This report presents insights from a process that aimed to elevate Global South voices and their experiences in humanitarian evidence and knowledge production. This process highlighted the journey of the participants as humanitarian knowledge and evidence brokers in countries in Asia and the Pacific, and contributes to the change towards an equitable humanitarian knowledge and evidence landscape. It uses stories that highlight both enablers and blockages to Global South actors participating and leading in humanitarian knowledge production: agenda-setting, responding to needs, partnerships, visibility and credibility.

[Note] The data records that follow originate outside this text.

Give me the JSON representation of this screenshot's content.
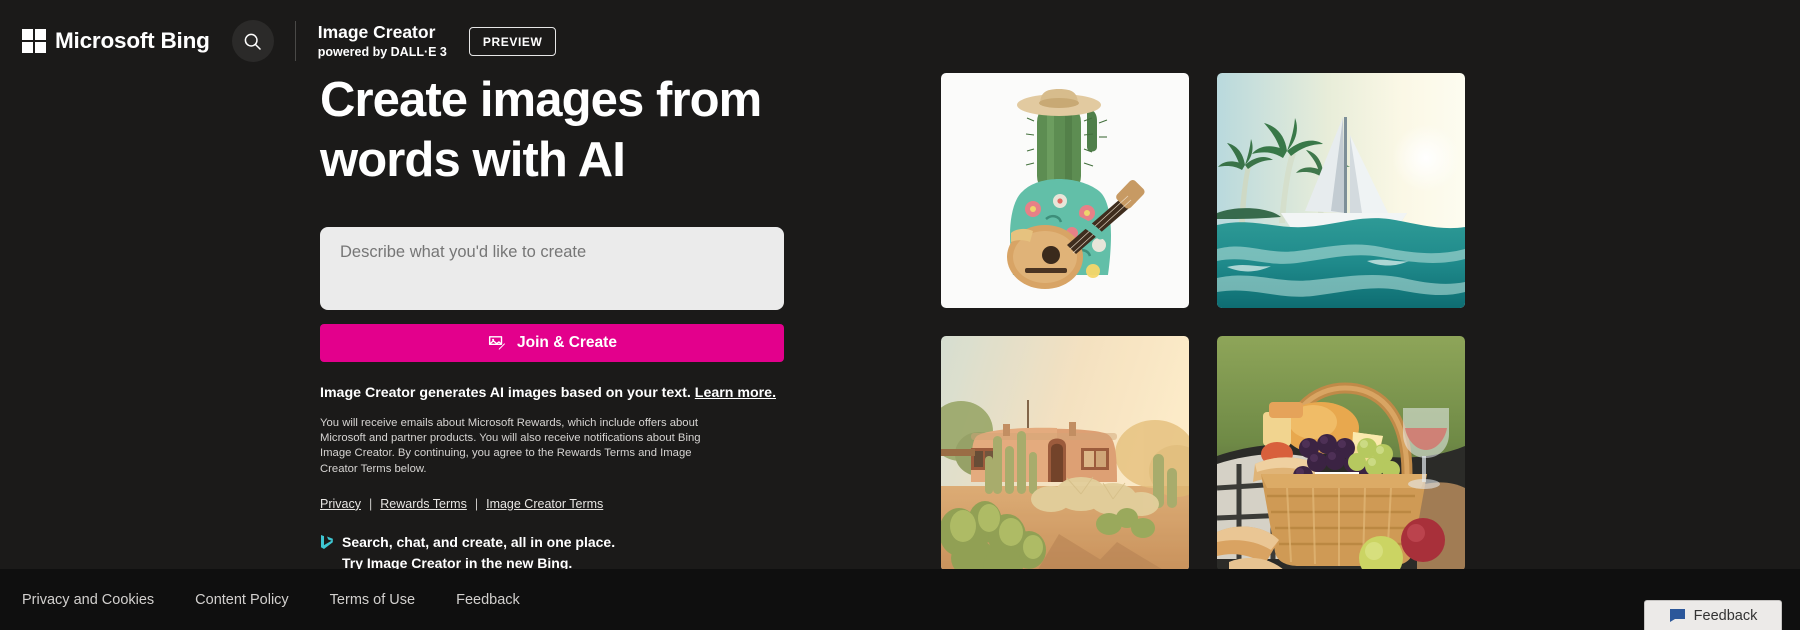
{
  "header": {
    "brand": "Microsoft Bing",
    "search_icon": "search-icon",
    "app_title": "Image Creator",
    "app_subtitle": "powered by DALL·E 3",
    "preview_badge": "PREVIEW"
  },
  "hero": {
    "headline": "Create images from words with AI",
    "prompt_placeholder": "Describe what you'd like to create",
    "prompt_value": "",
    "join_button": "Join & Create",
    "join_button_icon": "image-edit-icon",
    "generates_note": "Image Creator generates AI images based on your text.",
    "learn_more": "Learn more.",
    "disclaimer": "You will receive emails about Microsoft Rewards, which include offers about Microsoft and partner products. You will also receive notifications about Bing Image Creator. By continuing, you agree to the Rewards Terms and Image Creator Terms below.",
    "legal_links": [
      {
        "label": "Privacy"
      },
      {
        "label": "Rewards Terms"
      },
      {
        "label": "Image Creator Terms"
      }
    ],
    "legal_separator": "|",
    "promo_icon": "bing-logo-icon",
    "promo_line1": "Search, chat, and create, all in one place.",
    "promo_link": "Try Image Creator in the new Bing."
  },
  "gallery": {
    "tiles": [
      {
        "name": "cactus-guitarist",
        "alt": "Cactus wearing a straw hat and floral shirt playing an acoustic guitar on a white background"
      },
      {
        "name": "paper-sailboat-ocean",
        "alt": "Stylized sailboat on turquoise ocean waves with palm trees and sun in the background"
      },
      {
        "name": "adobe-desert-house",
        "alt": "Adobe desert house at golden hour surrounded by cacti and dry shrubs"
      },
      {
        "name": "picnic-basket",
        "alt": "Wicker picnic basket filled with grapes, cheese, bread and fruit with a glass of rose wine"
      }
    ]
  },
  "footer": {
    "links": [
      {
        "label": "Privacy and Cookies"
      },
      {
        "label": "Content Policy"
      },
      {
        "label": "Terms of Use"
      },
      {
        "label": "Feedback"
      }
    ],
    "feedback_button": "Feedback",
    "feedback_icon": "speech-bubble-icon"
  },
  "colors": {
    "background": "#1b1a19",
    "footer_background": "#0f0f0f",
    "accent_pink": "#e3008c",
    "input_background": "#ebebeb",
    "text_primary": "#ffffff",
    "bing_teal": "#3ec6d2"
  }
}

This discussion paper is part of a series of interlinked investigations of the politics of humanitarian knowledge and what changes can help bring about more inclusive and equitable approaches to research, analysis and decision-making. Working within the Power, People and Local Leadership stream of that program, we examine inequalities embedded in the humanitarian system, the conditions that perpetuate them, and avenues for change. In this series, we turn the lens onto knowledge production, using a range of methods that offer varying ways of conceptualising challenges and opportunities. Read the first paper here: Needles in a Haystack: An Analysis of Global South Roles in Humanitarian Knowledge Production.